My Opinion: Communication Is Your Most Valuable Resource
April 25, 2016
Last week, a florist mentioned that he was having some issues with his assistant. For whatever reason, the assistant was having some trouble and the florist was pointing out mistake-after-mistake thinking he was helping his staff member learn. “I am so frustrated,” said the florist. “He was so great and now it’s one issues after another. How would you handle this?”
I thought about the many men and women I have worked for and with throughout my life and shared that I have learned. I have found that the best way to help people grow is to communicate with them and ask them what they need and make sure to focus on their strengths. By doing this, the weaker parts are seen as areas of opportunity and not a lack of talent or character issue. If there is one thing I know to be true it is that no one works well feeling as though they can never do anything right. Think about it: How many of us have been in a situation where someone is watching our every move and the nervous energy makes us make more mistakes than we would have otherwise? I know I have been there. I shared this information with the florist and asked him if he has asked if the assistant was OK and going through anything. “I hadn’t thought of that,” he admitted. I next asked how often he pointed out the good work done by his assistant and how often he let him know that he was pleased. “I think he knows I am happy for the most part,” he said. “I would tell him if I wasn’t.” When I gently pointed out that the only verbal feedback the assistant was receiving was negative, the florist had what he referred to as his “a-ha moment”.
Two days ago, he wrote me to let me know that he had a talk with the assistant to let him know what he liked about his work and it diffused the entire situation. The assistant confessed that he had been coming into the studio feeling anxious and worried about making more mistakes and that his confidence was at an all time low because he didn’t think he could do anything right. Apparently, the exchange was very positive and led to a plan of action to build the skills of the assistant and move forward on the same page. I really appreciated this feedback because I really believe that most “issues” can be fixed with good communication and mentoring one another is the only way for the whole company to become more productive. When you take the initiative to help someone grow instead of focusing on their weak parts, you often find that they are grateful and willing to rise to the occasion. This florist wasn’t a bad person or a bad boss, but like his assistant, he seemed to need a little feedback and guidance in getting things to run smoothly. We all need that at times.

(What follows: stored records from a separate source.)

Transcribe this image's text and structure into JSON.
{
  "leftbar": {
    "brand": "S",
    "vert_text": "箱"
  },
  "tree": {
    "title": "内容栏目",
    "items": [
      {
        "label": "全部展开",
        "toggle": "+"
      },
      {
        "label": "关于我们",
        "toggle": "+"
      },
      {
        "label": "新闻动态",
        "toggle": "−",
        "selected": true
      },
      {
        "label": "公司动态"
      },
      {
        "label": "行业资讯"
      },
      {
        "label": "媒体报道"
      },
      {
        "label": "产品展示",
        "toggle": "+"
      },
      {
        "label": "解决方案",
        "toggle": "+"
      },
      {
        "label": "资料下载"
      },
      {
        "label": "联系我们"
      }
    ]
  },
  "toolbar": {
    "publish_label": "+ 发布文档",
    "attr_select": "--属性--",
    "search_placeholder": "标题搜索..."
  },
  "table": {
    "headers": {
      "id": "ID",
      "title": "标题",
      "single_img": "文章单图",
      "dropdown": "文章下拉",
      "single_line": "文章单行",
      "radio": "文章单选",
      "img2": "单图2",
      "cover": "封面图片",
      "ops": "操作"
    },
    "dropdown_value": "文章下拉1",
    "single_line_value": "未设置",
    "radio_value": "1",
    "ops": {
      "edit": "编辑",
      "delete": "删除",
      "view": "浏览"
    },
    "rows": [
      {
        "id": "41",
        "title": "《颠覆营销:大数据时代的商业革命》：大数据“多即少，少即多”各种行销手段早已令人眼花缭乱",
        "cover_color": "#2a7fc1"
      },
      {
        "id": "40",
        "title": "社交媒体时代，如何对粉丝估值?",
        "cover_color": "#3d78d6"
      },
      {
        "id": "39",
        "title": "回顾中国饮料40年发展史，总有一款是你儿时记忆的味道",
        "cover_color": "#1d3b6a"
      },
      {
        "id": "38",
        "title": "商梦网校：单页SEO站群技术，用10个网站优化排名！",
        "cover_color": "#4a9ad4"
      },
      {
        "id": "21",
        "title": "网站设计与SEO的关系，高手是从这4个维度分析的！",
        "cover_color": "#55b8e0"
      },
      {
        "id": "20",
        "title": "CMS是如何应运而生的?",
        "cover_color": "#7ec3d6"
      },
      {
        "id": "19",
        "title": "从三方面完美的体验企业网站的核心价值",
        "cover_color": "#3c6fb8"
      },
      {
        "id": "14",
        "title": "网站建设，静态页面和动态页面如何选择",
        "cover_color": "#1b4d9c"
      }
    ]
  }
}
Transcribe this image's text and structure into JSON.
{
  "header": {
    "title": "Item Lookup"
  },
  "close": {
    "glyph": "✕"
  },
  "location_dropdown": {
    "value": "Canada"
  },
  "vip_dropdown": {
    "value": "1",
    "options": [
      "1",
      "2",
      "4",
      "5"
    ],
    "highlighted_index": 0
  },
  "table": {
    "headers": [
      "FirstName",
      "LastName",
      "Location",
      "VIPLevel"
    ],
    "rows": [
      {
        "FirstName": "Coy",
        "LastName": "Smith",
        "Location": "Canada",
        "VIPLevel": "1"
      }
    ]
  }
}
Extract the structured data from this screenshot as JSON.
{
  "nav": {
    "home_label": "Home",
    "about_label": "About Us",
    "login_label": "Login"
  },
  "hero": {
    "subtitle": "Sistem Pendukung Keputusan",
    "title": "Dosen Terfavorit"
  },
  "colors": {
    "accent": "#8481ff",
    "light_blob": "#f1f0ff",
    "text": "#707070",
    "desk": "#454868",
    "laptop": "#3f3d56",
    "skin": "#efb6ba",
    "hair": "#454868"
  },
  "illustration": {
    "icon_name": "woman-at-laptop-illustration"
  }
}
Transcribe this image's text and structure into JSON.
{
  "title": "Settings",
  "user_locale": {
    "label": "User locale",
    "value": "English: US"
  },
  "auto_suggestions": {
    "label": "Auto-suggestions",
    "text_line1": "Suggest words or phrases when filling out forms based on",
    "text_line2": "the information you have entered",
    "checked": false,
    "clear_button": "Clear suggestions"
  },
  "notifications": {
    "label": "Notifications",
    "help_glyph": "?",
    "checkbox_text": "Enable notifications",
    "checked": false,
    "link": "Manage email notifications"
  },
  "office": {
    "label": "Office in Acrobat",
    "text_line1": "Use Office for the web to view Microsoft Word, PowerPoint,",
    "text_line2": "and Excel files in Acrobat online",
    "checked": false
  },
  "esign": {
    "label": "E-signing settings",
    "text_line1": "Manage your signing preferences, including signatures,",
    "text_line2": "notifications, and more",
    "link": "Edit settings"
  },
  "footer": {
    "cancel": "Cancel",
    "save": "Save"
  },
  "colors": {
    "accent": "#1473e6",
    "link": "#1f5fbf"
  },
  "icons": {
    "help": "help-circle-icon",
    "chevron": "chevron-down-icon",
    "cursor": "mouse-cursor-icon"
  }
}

Readers: Have you ever been on either side of this situation? How did you handle it?